Identifying Valuable Patents: A Deep Learning Approach
Big data is increasingly available in all areas of manufacturing, which presents value for enabling a competitive data-driven economy. Increased data availability presents an opportunity to introduce the next generation of innovative technologies. Firms invest in innovation and patents to increase, maintain and sustain competitive advantage. Consequently, the valuation of patents is a key determinant in economic growth since patents are an important innovation indicator. Given the surge in patenting throughout the world, the interest in the value of patents has grown significantly. Traditionally, studies on patent value have focused on limited data availability restricted to a specific technology area using methods such as regression, and mostly using numeric and binary categoric data types. We propose the definition for intellectual property intelligence (IPI) as the data science of analysing large amount of IP information, specifically patent data, with artificial intelligence (AI) methodologies to discover relationships and trends in the data for decision making.
With the rise of AI and the ability to analyse larger datasets of patents, we develop an AI deep learning methodology for the valuation of patents. To do that, we build a large USPTO dataset consisting of all granted patents from 1976-2019: (i) we collect, clean, collate and pre-process all the data from the USPTO (and the OECD patent quality indicators database); (ii) we transform the data into numeric, categoric, and text features so that we are able to input them to the deep learning model. More specifically, we transform the text (abstract, claims, summary, title) into feature vectors using our developed Doc2Vec vector space model (VSM), that we assess using the t-distributed stochastic neighbour embedding (t-SNE) visualisation. The dataset is made publicly available for researchers to efficiently and effectively run fairly complex data analysis.
We propose an AI deep learning methodology for the valuation of patents to identify valuable patents. Using our developed dataset, we build AI deep learning models, which are based on deep and wide feed-forward artificial neural networks (ANN), with dropout, L2 penalty and batch normalisation regularisation layers, to forecast the value of patents with 12 ex-post patent value output proxies. These include the grant_lag, generality, quality_index_4, and forward citations, generality_index and renewals in three time horizons (t4, t8, t12). We associate these patent value proxies to their respective patent value dimension (economic, strategic and technological). We forecast patent value using ex-ante patent value input determinants, for a wide range of technological areas (using the IPC classes), and time horizon domains (short term in t4, medium term in t8, and long term in t12).
We evaluate all our models using a variety of strategies (out-of-time test, out-of-sample test, k-Fold and random split cross validation), and transparently report all metrics (accuracy, confusion matrix, F1-score, false negative rate, log loss, mean absolute error, precision, recall). Our models have higher accuracy and macro average F1-scores, with low values for the training and validation losses compared to prior art. With increasing prediction horizons, we observe an increase in the macro average F1-scores for several of the proxies. In addition, we find that the composite index that takes into consideration more than one value dimension, has the combined highest accuracy and macro average F1-score, relative to single value dimension patent proxies. Moreover, we find that firms seem to file widely at the short term time horizon and then focus their technological competencies to established opportunities. Patent owners seem to renew their patents in the fear of losing out. Our study has moved away from relatively small datasets, limited to specific technology field, and allowed for reproducibility in other fields. We can tailor models to different technology area, with different patent value proxies, with different time horizons.
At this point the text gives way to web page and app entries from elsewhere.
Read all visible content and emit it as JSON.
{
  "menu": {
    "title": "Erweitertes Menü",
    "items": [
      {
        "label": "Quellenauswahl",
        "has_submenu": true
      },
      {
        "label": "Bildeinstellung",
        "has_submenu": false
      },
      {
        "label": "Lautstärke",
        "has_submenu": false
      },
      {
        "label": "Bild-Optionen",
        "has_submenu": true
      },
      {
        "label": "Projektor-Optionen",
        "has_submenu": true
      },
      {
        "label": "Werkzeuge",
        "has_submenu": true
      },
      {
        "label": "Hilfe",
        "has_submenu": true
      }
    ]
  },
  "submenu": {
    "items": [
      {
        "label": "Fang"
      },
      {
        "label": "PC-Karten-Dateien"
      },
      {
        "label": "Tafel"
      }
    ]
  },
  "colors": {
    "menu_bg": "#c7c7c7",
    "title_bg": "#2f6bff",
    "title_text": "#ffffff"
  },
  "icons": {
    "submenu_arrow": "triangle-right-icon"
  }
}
This study proposes an AI methodology, which is based on deep learning, using deep and wide feed forward artificial neural networks, to predict the value of patents, which has academic and industrial implications. We predict the value of patents with a variety of output proxies, including composite index proxies, for different technology areas (IPC classifications) and time horizons. Since we use all USPTO granted patents from 1976-2019 to train our models, we can apply this approach to patents in any technology field. Our approach enables researchers and industry professionals to value patents using a variety of patent value proxies, based on different value dimensions, tailored to specific technology areas. The proposed AI deep learning approach could effectively support expert decision making (technology, innovation and IP managers etc.) in their decision making by providing fast, low cost, data-driven intellectual property intelligence (IPI) from big patent data. Firms with limited resources, i.e. small-medium enterprises (SMEs) can choose representative proxies to forecast patent value estimates, saving resources. Consequently, the proposed approach could efficiently support experts in their patent value judgement, policy making in the government’s investments in technological sectors of the future to support the economy, and patent offices with the AI approaches to analyse efficiently and effectively big patent data. We anticipate this research would be interesting for future researchers to expand the emerging field of IPI research and the skills they will need to perform IPI data-driven research with a variety of data sources and AI deep learning ANN approaches.